Editor’s Note:This is another weekly column in the Wanganui Chronicle.
Dear Verti and Manu,
Unlike Facebook CEO Mark Zuckerberg, I do not have 45 billions dollars to give away, but your mum and I agree with Mark and Priscilla that “we want you to grow up in a world better than ours today.”
“We will do our part to make this happen, not only because we love you, but also because we have a moral responsibility to all children in the next generation.”
I’d like to give the two of you my perspective on what the Zuckerbergs have set as their two priorities to improve the prospects for your generation: advancing human potential and promoting equality.
Advancing human potential probably has a million different interpretations, and I’m sure the Zuckerbergs have different ideas than your mum and me. From what I have learned, the most important things we can do to promote human potential are these:
- talk to and read to our children as much as possible;
- limit all screen time as much as possible (down to zero is ideal) before age three;
- create opportunities for creative, independent play for children;
- get kids outdoors as much as possible, as long as they wear hats and sunscreen;
- cultivate attitudes of helping, sharing; and gratitude in children.
I know that the two of you are decades away from becoming parents yourselves, but I need to get this stuff down while it’s fresh in my mind.
What the world needs most is creative problem-solvers. If we wire that in from an early age it contributes to maximizing human potential in individuals and societies. That is the best win-win we can plan for.
From what I understand, people are made of equal measures nature and nurture. It’s the same with garlic. Growing great garlic starts with superior genetics, but that’s only half the game. An exceptional crop requires ample high quality compost, heavy mulch, good soil, regular watering, and pulling at just the right time.
It is the same with growing great children, only with more compost and less mulch.
Promoting equality is one of the major challenges of our time. Pope Francis himself has put it alongside climate change as the most pressing issue facing humanity. Sadly, both of these issues appear to suffer from an over abundance of personal opinion and an under abundance of research when politicians get involved. Our own community is exceptionally vulnerable to both, yet many of the decisions made by the local government make both issues worse. As economic inequality widens, we all suffer the consequences of increased social problems, crime, and violence alongside the negative effects of a depressed local economy. It’s literally a lose-lose for rich and poor alike, yet the trend locally is making things worse.

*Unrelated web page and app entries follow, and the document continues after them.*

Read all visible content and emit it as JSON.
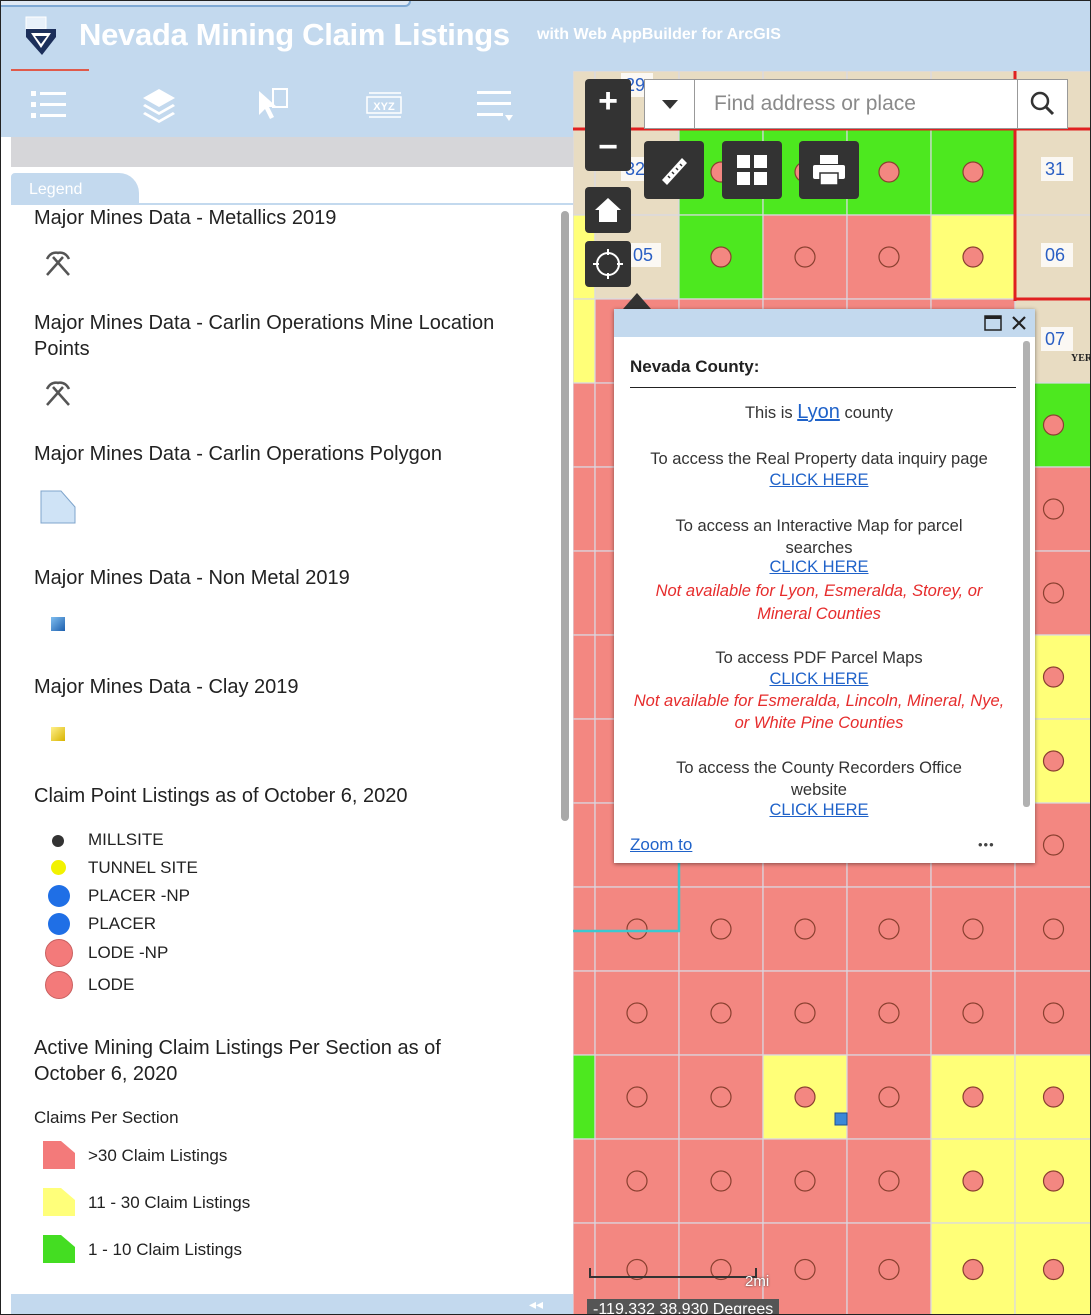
{
  "header": {
    "title": "Nevada Mining Claim Listings",
    "subtitle": "with Web AppBuilder for ArcGIS"
  },
  "toolbar": {
    "tools": [
      "legend-icon",
      "layers-icon",
      "select-icon",
      "coordinate-icon",
      "menu-icon"
    ]
  },
  "legend": {
    "tab_label": "Legend",
    "layers": [
      {
        "title": "Major Mines Data - Metallics 2019",
        "symbol": "mining-picks-icon"
      },
      {
        "title": "Major Mines Data - Carlin Operations Mine Location Points",
        "symbol": "mining-picks-icon"
      },
      {
        "title": "Major Mines Data - Carlin Operations Polygon",
        "symbol": "polygon-swatch"
      },
      {
        "title": "Major Mines Data - Non Metal 2019",
        "symbol": "blue-square"
      },
      {
        "title": "Major Mines Data - Clay 2019",
        "symbol": "yellow-square"
      },
      {
        "title": "Claim Point Listings as of October 6, 2020"
      },
      {
        "title": "Active Mining Claim Listings Per Section as of October 6, 2020"
      }
    ],
    "claim_points": [
      {
        "label": "MILLSITE",
        "color": "#333333"
      },
      {
        "label": "TUNNEL SITE",
        "color": "#f2f200"
      },
      {
        "label": "PLACER -NP",
        "color": "#1f6fe6"
      },
      {
        "label": "PLACER",
        "color": "#1f6fe6"
      },
      {
        "label": "LODE -NP",
        "color": "#f37a7a"
      },
      {
        "label": "LODE",
        "color": "#f37a7a"
      }
    ],
    "claims_per_section_label": "Claims Per Section",
    "claims_per_section": [
      {
        "label": ">30 Claim Listings",
        "color": "#f37a7a"
      },
      {
        "label": "11 - 30 Claim Listings",
        "color": "#ffff7a"
      },
      {
        "label": "1 - 10 Claim Listings",
        "color": "#44dd22"
      }
    ]
  },
  "map": {
    "search_placeholder": "Find address or place",
    "section_labels": [
      "31",
      "06",
      "07",
      "32",
      "05",
      "29"
    ],
    "map_label": "YER IND",
    "scale_label": "2mi",
    "coords": "-119.332 38.930 Degrees",
    "colors": {
      "red": "#f38781",
      "yellow": "#ffff78",
      "green": "#4de81f"
    }
  },
  "popup": {
    "heading": "Nevada County:",
    "county_intro": "This is",
    "county_name": "Lyon",
    "county_suffix": "county",
    "real_property_text": "To access the Real Property data inquiry page",
    "interactive_map_text": "To access an Interactive Map for parcel searches",
    "interactive_note": "Not available for Lyon, Esmeralda, Storey, or Mineral Counties",
    "pdf_text": "To access PDF Parcel Maps",
    "pdf_note": "Not available for Esmeralda, Lincoln, Mineral, Nye, or White Pine Counties",
    "recorder_text": "To access the County Recorders Office website",
    "click_here": "CLICK HERE",
    "zoom_to": "Zoom to",
    "more": "•••"
  }
}
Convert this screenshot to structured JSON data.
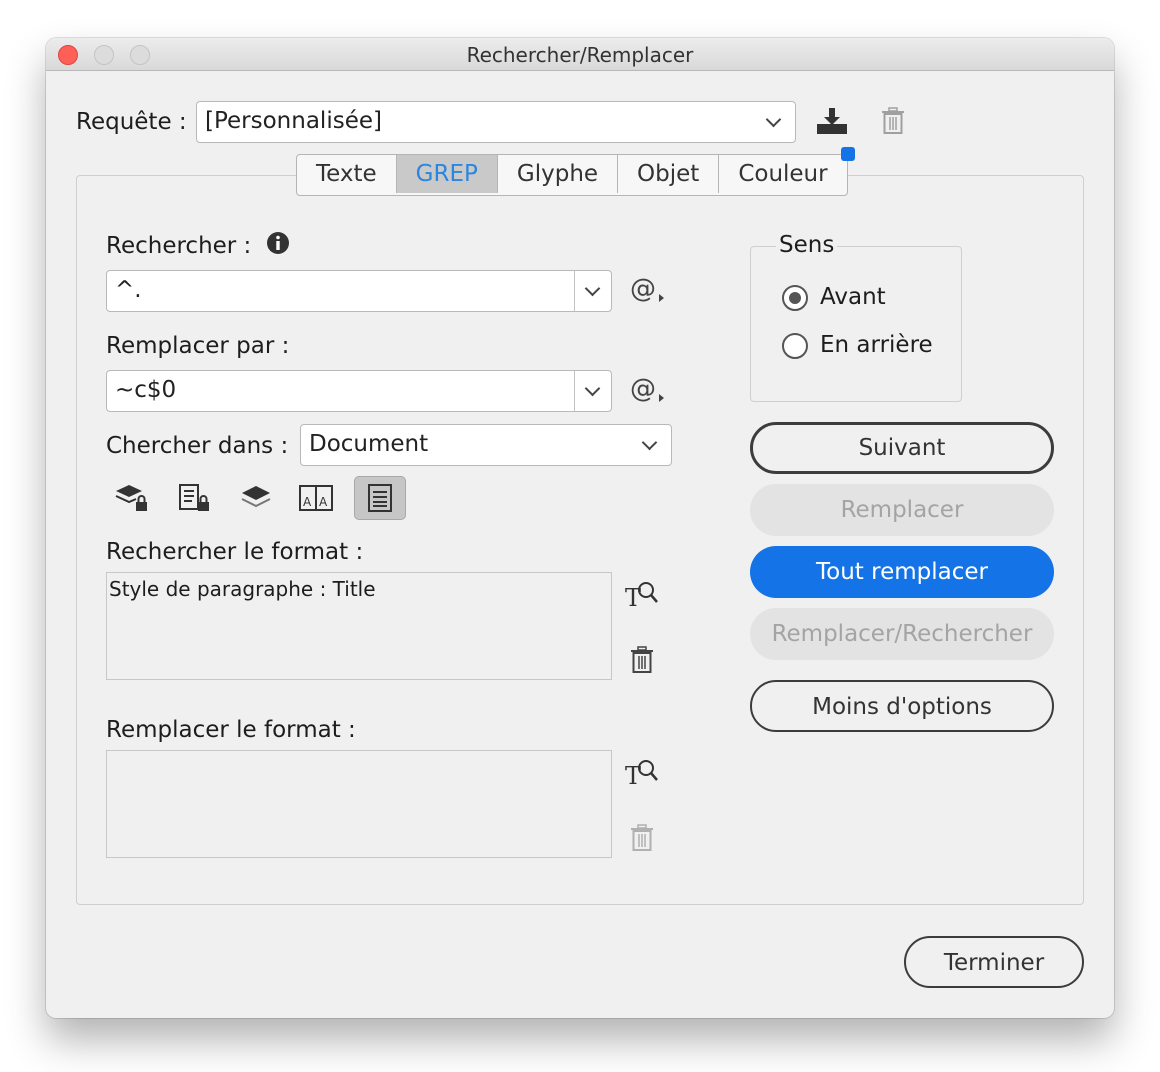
{
  "window": {
    "title": "Rechercher/Remplacer"
  },
  "query": {
    "label": "Requête :",
    "value": "[Personnalisée]"
  },
  "tabs": [
    {
      "label": "Texte",
      "active": false
    },
    {
      "label": "GREP",
      "active": true
    },
    {
      "label": "Glyphe",
      "active": false
    },
    {
      "label": "Objet",
      "active": false
    },
    {
      "label": "Couleur",
      "active": false
    }
  ],
  "find": {
    "label": "Rechercher :",
    "value": "^."
  },
  "replace": {
    "label": "Remplacer par :",
    "value": "~c$0"
  },
  "search_in": {
    "label": "Chercher dans :",
    "value": "Document"
  },
  "find_format": {
    "label": "Rechercher le format :",
    "value": "Style de paragraphe : Title"
  },
  "replace_format": {
    "label": "Remplacer le format :",
    "value": ""
  },
  "direction": {
    "title": "Sens",
    "options": [
      {
        "label": "Avant",
        "selected": true
      },
      {
        "label": "En arrière",
        "selected": false
      }
    ]
  },
  "buttons": {
    "next": "Suivant",
    "replace": "Remplacer",
    "replace_all": "Tout remplacer",
    "replace_find": "Remplacer/Rechercher",
    "fewer_options": "Moins d'options",
    "done": "Terminer"
  },
  "special_char_symbol": "@",
  "colors": {
    "accent": "#1473e6",
    "active_tab_text": "#2a86e0",
    "close": "#fe5f57"
  },
  "icons": [
    "save-query-icon",
    "delete-query-icon",
    "info-icon",
    "special-characters-icon",
    "include-locked-layers-icon",
    "include-locked-stories-icon",
    "include-hidden-layers-icon",
    "include-master-pages-icon",
    "include-footnotes-icon",
    "specify-format-icon",
    "clear-format-icon"
  ]
}
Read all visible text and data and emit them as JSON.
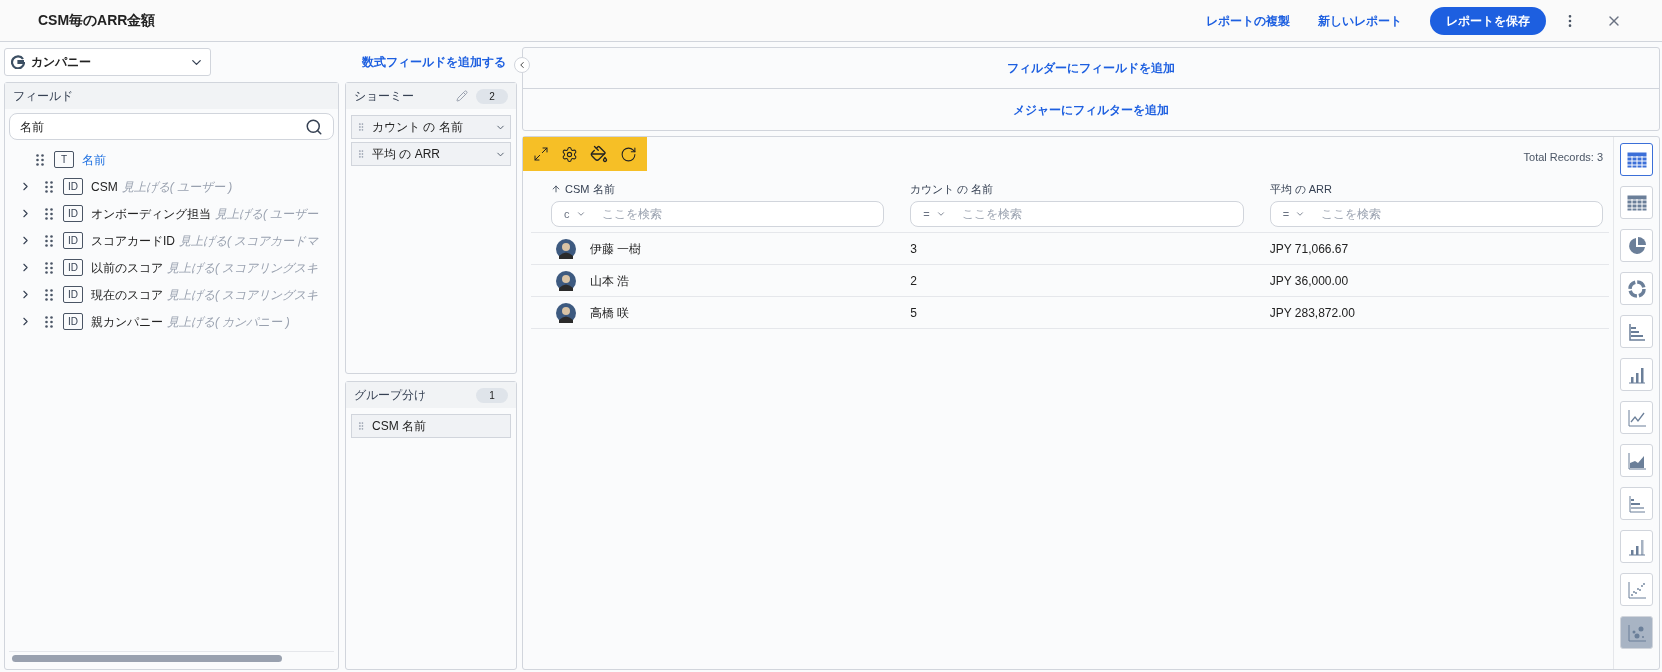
{
  "header": {
    "title": "CSM毎のARR金額",
    "actions": [
      {
        "label": "レポートの複製",
        "kind": "link"
      },
      {
        "label": "新しいレポート",
        "kind": "link"
      },
      {
        "label": "レポートを保存",
        "kind": "primary"
      }
    ]
  },
  "source": {
    "label": "カンパニー",
    "add_formula": "数式フィールドを追加する"
  },
  "fields": {
    "title": "フィールド",
    "search": {
      "value": "名前"
    },
    "items": [
      {
        "badge": "T",
        "label": "名前",
        "expandable": false,
        "selected": true
      },
      {
        "badge": "ID",
        "label": "CSM",
        "hint": "見上げる( ユーザー )",
        "expandable": true,
        "selected": false
      },
      {
        "badge": "ID",
        "label": "オンボーディング担当",
        "hint": "見上げる( ユーザー",
        "expandable": true,
        "selected": false
      },
      {
        "badge": "ID",
        "label": "スコアカードID",
        "hint": "見上げる( スコアカードマ",
        "expandable": true,
        "selected": false
      },
      {
        "badge": "ID",
        "label": "以前のスコア",
        "hint": "見上げる( スコアリングスキ",
        "expandable": true,
        "selected": false
      },
      {
        "badge": "ID",
        "label": "現在のスコア",
        "hint": "見上げる( スコアリングスキ",
        "expandable": true,
        "selected": false
      },
      {
        "badge": "ID",
        "label": "親カンパニー",
        "hint": "見上げる( カンパニー )",
        "expandable": true,
        "selected": false
      }
    ]
  },
  "show_me": {
    "title": "ショーミー",
    "count": "2",
    "items": [
      "カウント の 名前",
      "平均 の ARR"
    ]
  },
  "group_by": {
    "title": "グループ分け",
    "count": "1",
    "items": [
      "CSM 名前"
    ]
  },
  "filters": [
    "フィルダーにフィールドを追加",
    "メジャーにフィルターを追加"
  ],
  "table": {
    "total": "Total Records: 3",
    "columns": [
      {
        "label": "CSM 名前",
        "sorted": true,
        "operator": "c",
        "placeholder": "ここを検索"
      },
      {
        "label": "カウント の 名前",
        "sorted": false,
        "operator": "=",
        "placeholder": "ここを検索"
      },
      {
        "label": "平均 の ARR",
        "sorted": false,
        "operator": "=",
        "placeholder": "ここを検索"
      }
    ],
    "rows": [
      {
        "name": "伊藤 一樹",
        "count": "3",
        "arr": "JPY 71,066.67"
      },
      {
        "name": "山本 浩",
        "count": "2",
        "arr": "JPY 36,000.00"
      },
      {
        "name": "高橋 咲",
        "count": "5",
        "arr": "JPY 283,872.00"
      }
    ]
  },
  "chart_types": [
    {
      "kind": "table",
      "selected": true,
      "hovered": false
    },
    {
      "kind": "pivot",
      "selected": false,
      "hovered": false
    },
    {
      "kind": "pie",
      "selected": false,
      "hovered": false
    },
    {
      "kind": "donut",
      "selected": false,
      "hovered": false
    },
    {
      "kind": "hbar",
      "selected": false,
      "hovered": false
    },
    {
      "kind": "column",
      "selected": false,
      "hovered": false
    },
    {
      "kind": "line",
      "selected": false,
      "hovered": false
    },
    {
      "kind": "area",
      "selected": false,
      "hovered": false
    },
    {
      "kind": "hstack",
      "selected": false,
      "hovered": false
    },
    {
      "kind": "stack",
      "selected": false,
      "hovered": false
    },
    {
      "kind": "scatter",
      "selected": false,
      "hovered": false
    },
    {
      "kind": "bubble",
      "selected": false,
      "hovered": true
    }
  ]
}
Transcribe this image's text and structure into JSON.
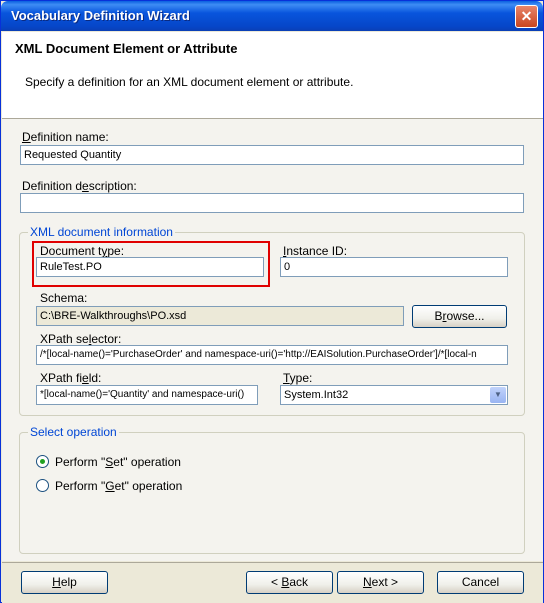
{
  "window": {
    "title": "Vocabulary Definition Wizard",
    "close_glyph": "✕"
  },
  "header": {
    "title": "XML Document Element or Attribute",
    "description": "Specify a definition for an XML document element or attribute."
  },
  "definition_name": {
    "label_prefix": "D",
    "label_rest": "efinition name:",
    "value": "Requested Quantity"
  },
  "definition_description": {
    "label_prefix": "Definition d",
    "label_mid": "e",
    "label_rest": "scription:",
    "value": ""
  },
  "xml_info": {
    "group_title": "XML document information",
    "document_type": {
      "label_prefix": "Document t",
      "label_mid": "y",
      "label_rest": "pe:",
      "value": "RuleTest.PO"
    },
    "instance_id": {
      "label_prefix": "I",
      "label_rest": "nstance ID:",
      "value": "0"
    },
    "schema": {
      "label": "Schema:",
      "value": "C:\\BRE-Walkthroughs\\PO.xsd"
    },
    "browse_button": {
      "prefix": "B",
      "mid": "r",
      "rest": "owse..."
    },
    "xpath_selector": {
      "label_prefix": "XPath se",
      "label_mid": "l",
      "label_rest": "ector:",
      "value": "/*[local-name()='PurchaseOrder' and namespace-uri()='http://EAISolution.PurchaseOrder']/*[local-n"
    },
    "xpath_field": {
      "label_prefix": "XPath fi",
      "label_mid": "e",
      "label_rest": "ld:",
      "value": "*[local-name()='Quantity' and namespace-uri()"
    },
    "type": {
      "label_prefix": "",
      "label_mid": "T",
      "label_rest": "ype:",
      "value": "System.Int32",
      "arrow": "▼"
    }
  },
  "operation": {
    "group_title": "Select operation",
    "set": {
      "prefix": "Perform \"",
      "mid": "S",
      "rest": "et\" operation",
      "selected": true
    },
    "get": {
      "prefix": "Perform \"",
      "mid": "G",
      "rest": "et\" operation",
      "selected": false
    }
  },
  "footer": {
    "help": {
      "prefix": "",
      "mid": "H",
      "rest": "elp"
    },
    "back": {
      "prefix": "< ",
      "mid": "B",
      "rest": "ack"
    },
    "next": {
      "prefix": "",
      "mid": "N",
      "rest": "ext >"
    },
    "cancel": "Cancel"
  }
}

It’s sad but true, but what can we do to fight the tide and promote equality? The first and most important thing is to get those people who do not vote to VOTE in every election, especially local elections. Politicians on every level do not speak to ‘the people’, they speak to ‘the voters’. There is a big difference when you look at economic inequality.
Promoting equality also involves advocating for a capital gains tax and removing GST on fresh fruit and vege on the national level. Locally, it means lobbying councilors to reverse the regressive rates system that makes wealth inequality worse in our community while depressing local economic activity. Wouldn’t you think the Chamber of Commerce would be the first group beating this drum to the door of the council chambers?
Yeah, me to, but this is where personal opinion gets in the way of robust research. Most people believe only what they want to believe and what fits their pre-existing perspective on the world. (Research, by the way, shows this quite clearly.) I reckon all we ‘little people’ can do is form robust arguments based on the best available data and findings, and set out to influence hearts and minds.
Everyone is capable of change, and it is possible to change the grossly unequal world we occupy. But it will only happen one person, one voter, and one politician at a time.
If you choose – Verti and Manu – to fight the tide of inequality yourselves, remember to take time out to enjoy the sunrises and sunsets, to smell the flowers, to catch a wave, to dance to Neil Diamond, and to get plenty of sleep. You’ll be in it for the long haul.
Much love from Papa